Guest post by Elizabeth Carrollton of Drugwatch:
Uterine prolapse is one form of a very common pelvic floor disorder called pelvic organ prolapse (POP). It is caused by a loss of pelvic support that allows organs to drop low in the pelvis. Uterine prolapse is one of the most common forms of POP, and can, in serious cases, allow the uterus to protrude out of the body through the vagina. Treatments for uterine prolapse vary from natural, non-invasive remedies to reconstructive surgery. However, surgical solutions are not without risk, so it is wise to consider them an option of last resort, used only when non-invasive methods haven't been successful.
Causes and Risk Factors
Pelvic organs, such as the uterus, rectum and bladder, are supported by the pelvic floor. Made up of muscles and connective tissues, the pelvic floor sustains gradual damage over a woman's lifetime, its strength and tone sometimes diminishing until it is unable to support those organs properly. Pelvic organ prolapse happens when it becomes so weak that one or more of those organs drops away from its normal position in the pelvic cavity. In the case of uterine prolapse, the uterus can protrude into the vaginal canal, and in some cases, protrude through the vaginal opening.
Natural Treatment Options
Physical therapy is often the first line of treatment used in uterine prolapse and other forms of POP. Therapists will generally use a treatment approach that includes exercise to strengthen both pelvic and core muscles, since these muscle groups work together to maintain pelvic support. Biofeedback is commonly used to assess and monitor muscle strength and function, and specialized cone-shaped weights may be used to provide resistance.

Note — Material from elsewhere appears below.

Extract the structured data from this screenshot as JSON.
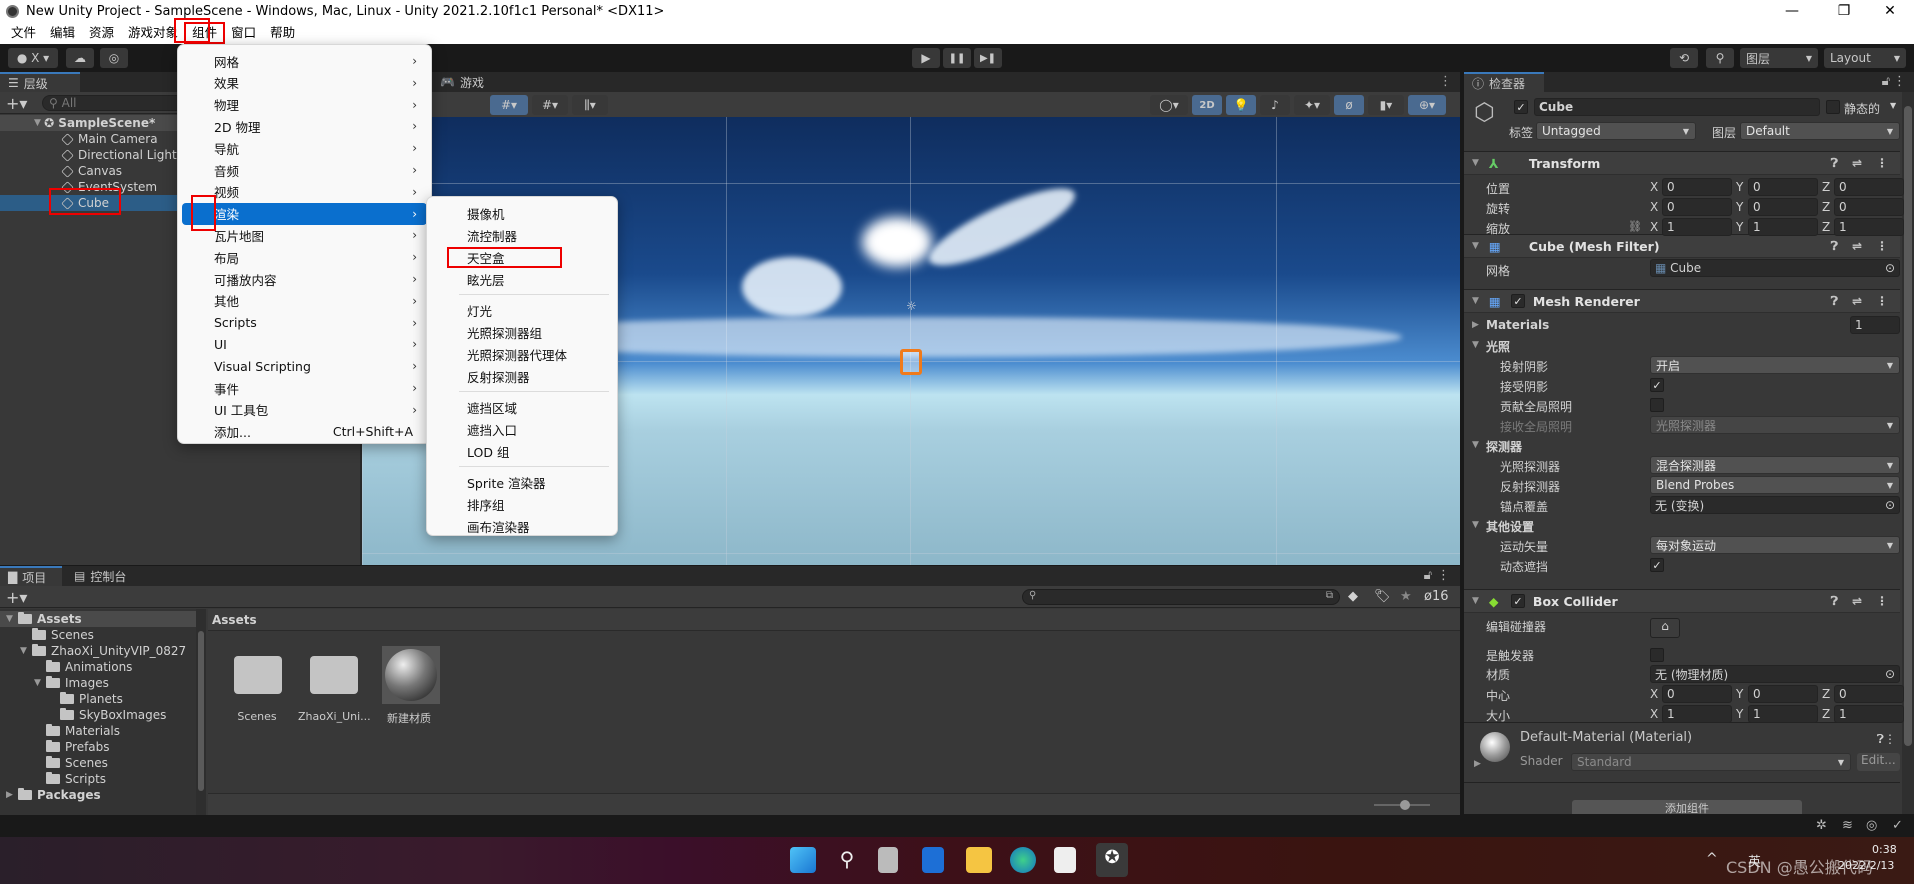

Many women find that using a pessary can be very helpful. These are typically made of plastic or silicone, and are inserted into the vagina to help support the uterus, preventing it from protruding into the vaginal canal. They are made in various sizes and shapes, and women may need to try several before finding one that fits comfortably and relieves their symptoms.
There are also many homeopathic remedies indicated for uterine prolapse (more than 150). The remedy Sepia is probably the most well known. It is made from the ink of the cuttlefish (pictured). As always in homeopathy, the remedy most likely to help will also match the patient's medical history and whole current health.
Changes in lifestyle and diet can help control pelvic organ prolapse symptoms. In overweight women, weight loss can reduce symptoms, since being too heavy places excess pressure on the pelvic floor. Constipation can increase the discomfort associated with uterine prolapse, so preventing it with a high-fiber diet can be beneficial. Women who smoke should stop, since smoking contributes to pelvic floor weakness. Increasing intake of nutrients that support muscle health and function is important as well, such as vitamins C, D and E, and minerals that include magnesium, calcium and potassium.
If natural remedies fail, surgery may be the best option for the relief of a severe uterine prolapse. However, learning about all the surgical options available is important, since some are riskier than others. For instance, the Food and Drug Administration (FDA) has issued alerts warning that procedures that use transvaginal mesh implants to repair pelvic organ prolapse are associated with a high risk of serious complications. Thousands of women have reported problems that include mesh erosion, organ perforation, infection and mesh contraction, and many have required further surgery to relieve debilitating pain and health problems due to those complications. Many have sought justice through the filing of a vaginal mesh lawsuit against mesh manufacturers. So be sure to look into safer, non-mesh procedures.
Elizabeth Carrollton writes to inform the general public about defective medical devices and dangerous drugs for Drugwatch.com.